Thoughts on the Extra Life 2017 marathon and beyond

Tormod's picture

Howdy! Things have been super busy for us lately, what with more marathon research, starting the onboarding process for Ms. EoN, and.. what's that? We finally produced our first official ZHP charity marathon? Heck yeah, we did! Inspired by all the preparations we've been making for our larger 2018 endeavor, we decided to turn my home's stream room into the site of a 26-hour marathon that started at the zero-hour of 3 November (clever, huh?). In the end, we had six participants playing a smattering of games, including some actual speedruns, for a total of $1095 in charitable donations to Extra Life! Now, initially we only planned to do single-screen games, but as scope creep is wont to do, we had several late what-ifs that ended up shaping the direction of the marathon. While single-screen things would've been fine on their own, we got to thinking about cooperative randomizers and how much prep that would require. Turns out $800 in SD2SNES cartridges, a handful of SD cards, four SNES Minis (no, not the SNES Classic Edition - these are the late-model Super Nintendos without the eject button!), a bunch of electronics components, and several hours of Nova's time to solder RGB bypass amps into the SNES Minis made a The Legend of Zelda: A Link to the Past four-player cooperative randomizer happen, and despite the large difference in skill levels, things turned out! Multiple PVMs and consoles made that happen, but with the help of an Extron Crosspoint BNC matrix, we were able to span video from any number of consoles to any number of connected displays, which really made things like our Super Mario World Chinese Demake "run" work out a lot better than huddling around a single 14" screen. As we already had the PVMs and some assorted audio equipment from 2018 marathon acquisitions, we decided to push ourselves to do something a little more unique (and chaotic), and we think that things turned out for the most part!

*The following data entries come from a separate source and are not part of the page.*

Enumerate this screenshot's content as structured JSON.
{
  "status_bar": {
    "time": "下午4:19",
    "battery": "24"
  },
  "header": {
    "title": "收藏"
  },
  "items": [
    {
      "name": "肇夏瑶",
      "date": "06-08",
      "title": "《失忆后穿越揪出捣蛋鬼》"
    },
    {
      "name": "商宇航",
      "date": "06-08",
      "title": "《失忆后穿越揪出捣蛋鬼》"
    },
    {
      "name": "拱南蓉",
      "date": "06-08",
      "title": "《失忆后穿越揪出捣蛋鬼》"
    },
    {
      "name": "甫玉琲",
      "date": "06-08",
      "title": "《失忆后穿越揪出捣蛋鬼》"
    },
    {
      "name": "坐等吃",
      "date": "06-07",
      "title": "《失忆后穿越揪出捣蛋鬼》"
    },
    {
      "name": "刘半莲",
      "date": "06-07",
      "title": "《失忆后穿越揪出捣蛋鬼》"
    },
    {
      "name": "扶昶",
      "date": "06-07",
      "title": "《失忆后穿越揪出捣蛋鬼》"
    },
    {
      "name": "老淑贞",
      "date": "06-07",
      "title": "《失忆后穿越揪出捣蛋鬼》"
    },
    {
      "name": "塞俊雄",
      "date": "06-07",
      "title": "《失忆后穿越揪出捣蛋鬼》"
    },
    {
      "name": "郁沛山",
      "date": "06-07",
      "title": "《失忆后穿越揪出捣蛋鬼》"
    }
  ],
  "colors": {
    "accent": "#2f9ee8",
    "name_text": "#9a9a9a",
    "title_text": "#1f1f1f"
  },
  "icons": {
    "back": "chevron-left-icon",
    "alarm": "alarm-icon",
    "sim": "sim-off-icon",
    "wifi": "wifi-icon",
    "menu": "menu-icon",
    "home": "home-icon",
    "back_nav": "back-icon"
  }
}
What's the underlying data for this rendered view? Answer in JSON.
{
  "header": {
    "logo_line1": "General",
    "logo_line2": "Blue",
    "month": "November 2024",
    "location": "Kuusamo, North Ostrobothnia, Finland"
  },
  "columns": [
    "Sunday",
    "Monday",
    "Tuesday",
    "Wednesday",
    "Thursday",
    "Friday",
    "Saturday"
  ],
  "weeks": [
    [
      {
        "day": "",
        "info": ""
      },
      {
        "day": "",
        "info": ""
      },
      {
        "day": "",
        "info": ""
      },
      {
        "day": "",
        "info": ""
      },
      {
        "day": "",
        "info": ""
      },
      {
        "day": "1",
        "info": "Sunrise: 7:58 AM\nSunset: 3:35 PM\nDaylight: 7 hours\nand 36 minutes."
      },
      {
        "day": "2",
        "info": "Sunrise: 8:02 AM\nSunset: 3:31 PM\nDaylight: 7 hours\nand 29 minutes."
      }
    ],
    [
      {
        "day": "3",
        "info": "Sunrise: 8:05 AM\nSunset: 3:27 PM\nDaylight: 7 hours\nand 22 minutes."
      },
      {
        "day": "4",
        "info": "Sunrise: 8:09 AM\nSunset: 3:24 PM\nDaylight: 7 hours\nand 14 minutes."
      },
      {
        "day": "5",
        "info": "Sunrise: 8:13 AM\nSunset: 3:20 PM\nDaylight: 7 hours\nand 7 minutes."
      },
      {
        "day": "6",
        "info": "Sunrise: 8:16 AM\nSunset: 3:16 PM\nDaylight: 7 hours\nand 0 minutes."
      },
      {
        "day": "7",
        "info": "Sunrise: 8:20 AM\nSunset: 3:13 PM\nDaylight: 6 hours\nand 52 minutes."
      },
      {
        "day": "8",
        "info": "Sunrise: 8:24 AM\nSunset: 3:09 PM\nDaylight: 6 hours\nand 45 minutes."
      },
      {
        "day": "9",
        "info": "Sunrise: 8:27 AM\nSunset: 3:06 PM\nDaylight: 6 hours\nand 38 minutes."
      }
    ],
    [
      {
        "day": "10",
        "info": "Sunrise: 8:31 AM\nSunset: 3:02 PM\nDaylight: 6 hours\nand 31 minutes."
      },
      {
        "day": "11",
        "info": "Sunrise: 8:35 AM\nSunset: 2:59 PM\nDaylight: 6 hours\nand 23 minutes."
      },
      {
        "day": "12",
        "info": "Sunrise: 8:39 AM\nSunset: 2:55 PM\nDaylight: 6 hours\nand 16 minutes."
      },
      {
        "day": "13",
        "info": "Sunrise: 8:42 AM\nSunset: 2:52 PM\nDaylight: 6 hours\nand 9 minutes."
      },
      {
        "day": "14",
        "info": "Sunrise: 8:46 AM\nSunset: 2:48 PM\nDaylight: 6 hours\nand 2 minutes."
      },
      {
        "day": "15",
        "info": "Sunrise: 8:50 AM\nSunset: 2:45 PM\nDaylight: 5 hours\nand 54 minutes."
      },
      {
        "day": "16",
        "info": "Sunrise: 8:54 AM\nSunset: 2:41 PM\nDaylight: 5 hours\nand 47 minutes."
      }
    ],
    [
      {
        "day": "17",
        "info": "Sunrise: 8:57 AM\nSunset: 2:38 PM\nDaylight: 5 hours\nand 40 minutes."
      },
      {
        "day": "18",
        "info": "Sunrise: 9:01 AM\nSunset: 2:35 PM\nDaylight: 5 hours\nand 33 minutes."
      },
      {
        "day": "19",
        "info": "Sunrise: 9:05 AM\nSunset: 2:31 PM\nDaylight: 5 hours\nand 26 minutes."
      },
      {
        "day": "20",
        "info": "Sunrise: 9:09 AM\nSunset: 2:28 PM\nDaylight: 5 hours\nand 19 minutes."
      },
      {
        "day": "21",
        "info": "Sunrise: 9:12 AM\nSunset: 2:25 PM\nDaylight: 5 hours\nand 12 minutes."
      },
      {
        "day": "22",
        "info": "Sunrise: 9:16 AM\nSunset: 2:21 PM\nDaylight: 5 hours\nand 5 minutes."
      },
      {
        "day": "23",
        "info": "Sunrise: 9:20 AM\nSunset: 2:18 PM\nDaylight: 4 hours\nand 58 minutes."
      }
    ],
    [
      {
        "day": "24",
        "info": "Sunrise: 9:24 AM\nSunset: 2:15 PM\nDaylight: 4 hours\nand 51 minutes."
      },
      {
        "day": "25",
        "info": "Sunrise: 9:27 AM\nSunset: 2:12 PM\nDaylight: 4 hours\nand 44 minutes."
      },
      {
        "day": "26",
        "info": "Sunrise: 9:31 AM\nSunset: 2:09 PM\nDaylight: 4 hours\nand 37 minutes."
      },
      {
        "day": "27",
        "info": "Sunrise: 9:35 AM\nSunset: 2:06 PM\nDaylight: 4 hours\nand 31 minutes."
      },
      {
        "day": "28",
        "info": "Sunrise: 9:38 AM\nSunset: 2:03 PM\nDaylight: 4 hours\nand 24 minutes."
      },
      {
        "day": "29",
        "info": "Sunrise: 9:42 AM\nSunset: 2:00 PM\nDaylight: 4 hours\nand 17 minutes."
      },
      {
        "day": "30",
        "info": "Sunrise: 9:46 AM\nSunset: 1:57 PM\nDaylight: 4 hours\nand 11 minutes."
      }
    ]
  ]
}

The event itself was long, but the effort spent on organizing and preparing for it was weeks and weeks longer. As none of us had produced a charity marathon before, we had the complexity of getting people to participate (it's a large time commitment to be occupied for an entire weekend!), making an official schedule, churning out messages on social media, and rallying interest for the cause, never mind the technical requirements of making sure OBS was functioning (it's black magic, I swear), all of our consoles running properly through OSSCs and into video capture devices, making aesthetically-pleasing stream layouts, and all sorts of other little details. Granted, with having learned how to do most of that now, future events will be FAR easier to prepare for, but given that this was our first attempt, it was a huge undertaking, especially given that we'd only given ourselves the better part of a month to really prepare for it.

Not everything was kittens and rainbows, as I'm sure will surprise no one:  my business Internet line got a bit flaky on a handful of occasions throughout the stream, we forgot to make local recordings of quite a few games, OBS decided to be weird about console video input quality on several occasions, and we had some audio balancing issues. Twice during the stream we had the threat of trolls trying to get obscene content onto the stream, but we were fortunate enough not to use any overlays that would relay interactions from the audience (good or bad, I suppose). We went into the marathon without first having tested all the PVMs, but they fortunately worked with minimal tweaking. Our cabling didn't arrive until two days before the marathon. The HD TV we used for PC games developed some serious burn-in, but it fortunately didn't impact any of the games we played on it. Some of us were so tired we were starting to feel nauseous.

BUT! Despite the stress and unknowns and goof ups and everything else, the six of us (sometimes seven with Nova hanging around!) all had a good time, ate a lot of good food, and raised more than double the team goal for the charity. In the end, we had 26 hours of entertaining content, peppered with interaction from chat that made the time fly by.

Will we do it again? Heck yeah, but on top of that, I want to do more 'event streams' more often. Maybe not for charity, and maybe not with as grand a scope as we have for the 2018 marathon (or even what we did for Extra Life), but getting a bunch of people together in the same place to play some vidja games is always a good time, even if we get a bit salty. Coming up in 2018, a handful of us will be getting hype from AGDQ, but the end of January marks our annual Wintereenmas gaming holiday celebration, and we're considering streaming something over the weekend of 26 January. It's not 100% set in stone yet, and we definitely won't be streaming overnight again, but it's something to keep an eye out for as we get through the holidays. Our research and hardware acquisition continues for the 2018 marathon project, and while we still have lots to do, I'm still optimistic about the future of things.

If you had a chance to drop by the Extra Life 2017 marathon, consider leaving a comment about how you think things went, maybe including some suggestions for the future if you can think of any! It was our first marathon, and we aspire to produce many more, learning as we go.